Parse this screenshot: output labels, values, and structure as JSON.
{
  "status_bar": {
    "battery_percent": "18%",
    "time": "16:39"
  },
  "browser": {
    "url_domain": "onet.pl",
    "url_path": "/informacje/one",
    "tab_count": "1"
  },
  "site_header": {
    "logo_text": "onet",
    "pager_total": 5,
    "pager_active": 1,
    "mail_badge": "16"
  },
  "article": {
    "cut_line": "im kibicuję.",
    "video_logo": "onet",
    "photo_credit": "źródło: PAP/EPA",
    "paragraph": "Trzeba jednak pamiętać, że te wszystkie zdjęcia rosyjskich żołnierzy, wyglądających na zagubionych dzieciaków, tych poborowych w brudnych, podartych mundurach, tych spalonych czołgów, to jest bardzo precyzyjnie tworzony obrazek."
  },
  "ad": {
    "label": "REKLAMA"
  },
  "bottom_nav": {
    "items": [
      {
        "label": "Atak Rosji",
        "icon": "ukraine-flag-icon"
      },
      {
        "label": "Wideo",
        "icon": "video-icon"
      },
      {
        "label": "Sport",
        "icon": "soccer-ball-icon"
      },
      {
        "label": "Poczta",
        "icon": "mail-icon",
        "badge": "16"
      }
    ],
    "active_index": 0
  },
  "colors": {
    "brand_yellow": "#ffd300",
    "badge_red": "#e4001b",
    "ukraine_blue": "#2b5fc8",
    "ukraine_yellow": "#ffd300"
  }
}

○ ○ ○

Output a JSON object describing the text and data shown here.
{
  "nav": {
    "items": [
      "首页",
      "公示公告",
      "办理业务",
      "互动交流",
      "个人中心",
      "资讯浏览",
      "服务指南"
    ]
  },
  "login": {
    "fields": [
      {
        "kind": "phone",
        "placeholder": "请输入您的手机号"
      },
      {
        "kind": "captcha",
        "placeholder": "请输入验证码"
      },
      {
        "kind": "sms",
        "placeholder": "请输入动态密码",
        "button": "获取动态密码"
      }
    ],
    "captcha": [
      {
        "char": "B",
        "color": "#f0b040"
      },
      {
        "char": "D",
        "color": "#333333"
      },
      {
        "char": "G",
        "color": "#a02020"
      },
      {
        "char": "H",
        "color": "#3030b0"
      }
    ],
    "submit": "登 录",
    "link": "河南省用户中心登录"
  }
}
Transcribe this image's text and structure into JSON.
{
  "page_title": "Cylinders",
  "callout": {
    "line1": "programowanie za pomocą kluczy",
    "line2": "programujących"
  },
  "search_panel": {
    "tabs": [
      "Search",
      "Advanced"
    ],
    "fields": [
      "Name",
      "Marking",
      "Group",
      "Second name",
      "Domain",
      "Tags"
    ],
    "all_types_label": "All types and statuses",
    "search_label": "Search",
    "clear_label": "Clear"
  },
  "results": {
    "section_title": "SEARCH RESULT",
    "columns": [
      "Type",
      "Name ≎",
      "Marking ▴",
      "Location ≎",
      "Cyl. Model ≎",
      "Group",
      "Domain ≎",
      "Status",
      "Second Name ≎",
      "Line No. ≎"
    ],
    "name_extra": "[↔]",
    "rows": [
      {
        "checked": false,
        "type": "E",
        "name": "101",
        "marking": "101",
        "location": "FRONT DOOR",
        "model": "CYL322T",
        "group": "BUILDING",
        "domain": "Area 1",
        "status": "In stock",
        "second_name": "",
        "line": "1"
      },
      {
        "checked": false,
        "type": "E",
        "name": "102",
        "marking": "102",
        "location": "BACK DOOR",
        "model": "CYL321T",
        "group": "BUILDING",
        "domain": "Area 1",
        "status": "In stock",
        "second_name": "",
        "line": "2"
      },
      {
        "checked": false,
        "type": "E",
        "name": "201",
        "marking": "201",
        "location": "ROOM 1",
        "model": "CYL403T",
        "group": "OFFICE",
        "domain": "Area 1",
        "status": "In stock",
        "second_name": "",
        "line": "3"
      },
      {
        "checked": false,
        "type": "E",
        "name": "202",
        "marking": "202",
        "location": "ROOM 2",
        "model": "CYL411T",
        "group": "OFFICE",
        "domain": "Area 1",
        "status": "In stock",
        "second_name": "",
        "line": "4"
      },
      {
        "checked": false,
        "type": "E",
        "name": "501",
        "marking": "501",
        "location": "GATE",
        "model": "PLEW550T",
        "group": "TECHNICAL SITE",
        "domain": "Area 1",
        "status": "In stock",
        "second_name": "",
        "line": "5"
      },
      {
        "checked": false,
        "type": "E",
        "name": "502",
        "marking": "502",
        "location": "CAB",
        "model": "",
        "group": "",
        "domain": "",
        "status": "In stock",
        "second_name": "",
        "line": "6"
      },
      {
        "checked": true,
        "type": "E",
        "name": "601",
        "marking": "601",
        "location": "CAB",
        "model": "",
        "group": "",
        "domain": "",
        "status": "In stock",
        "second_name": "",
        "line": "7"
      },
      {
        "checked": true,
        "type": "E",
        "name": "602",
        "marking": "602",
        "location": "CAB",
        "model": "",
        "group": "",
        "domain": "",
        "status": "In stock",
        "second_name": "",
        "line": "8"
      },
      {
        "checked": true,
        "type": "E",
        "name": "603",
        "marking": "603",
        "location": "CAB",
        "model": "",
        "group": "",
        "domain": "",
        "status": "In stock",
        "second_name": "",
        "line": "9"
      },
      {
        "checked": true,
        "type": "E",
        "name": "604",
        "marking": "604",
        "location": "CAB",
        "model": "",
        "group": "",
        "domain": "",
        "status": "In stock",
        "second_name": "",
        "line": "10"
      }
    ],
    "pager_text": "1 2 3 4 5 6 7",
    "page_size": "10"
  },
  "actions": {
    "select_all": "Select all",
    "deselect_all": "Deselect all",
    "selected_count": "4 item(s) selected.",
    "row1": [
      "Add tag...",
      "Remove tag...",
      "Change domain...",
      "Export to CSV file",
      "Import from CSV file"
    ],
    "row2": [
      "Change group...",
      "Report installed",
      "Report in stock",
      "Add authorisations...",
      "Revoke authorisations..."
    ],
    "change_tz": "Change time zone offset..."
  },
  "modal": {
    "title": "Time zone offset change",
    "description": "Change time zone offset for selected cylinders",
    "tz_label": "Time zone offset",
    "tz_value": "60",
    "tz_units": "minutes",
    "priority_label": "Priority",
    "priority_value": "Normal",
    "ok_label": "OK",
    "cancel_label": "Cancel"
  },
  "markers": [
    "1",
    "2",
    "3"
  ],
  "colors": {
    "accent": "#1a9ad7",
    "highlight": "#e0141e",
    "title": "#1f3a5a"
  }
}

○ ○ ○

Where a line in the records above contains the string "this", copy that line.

Task answer:
Parse this screenshot: output labels, values, and structure as JSON.
Transcribe this image's text and structure into JSON.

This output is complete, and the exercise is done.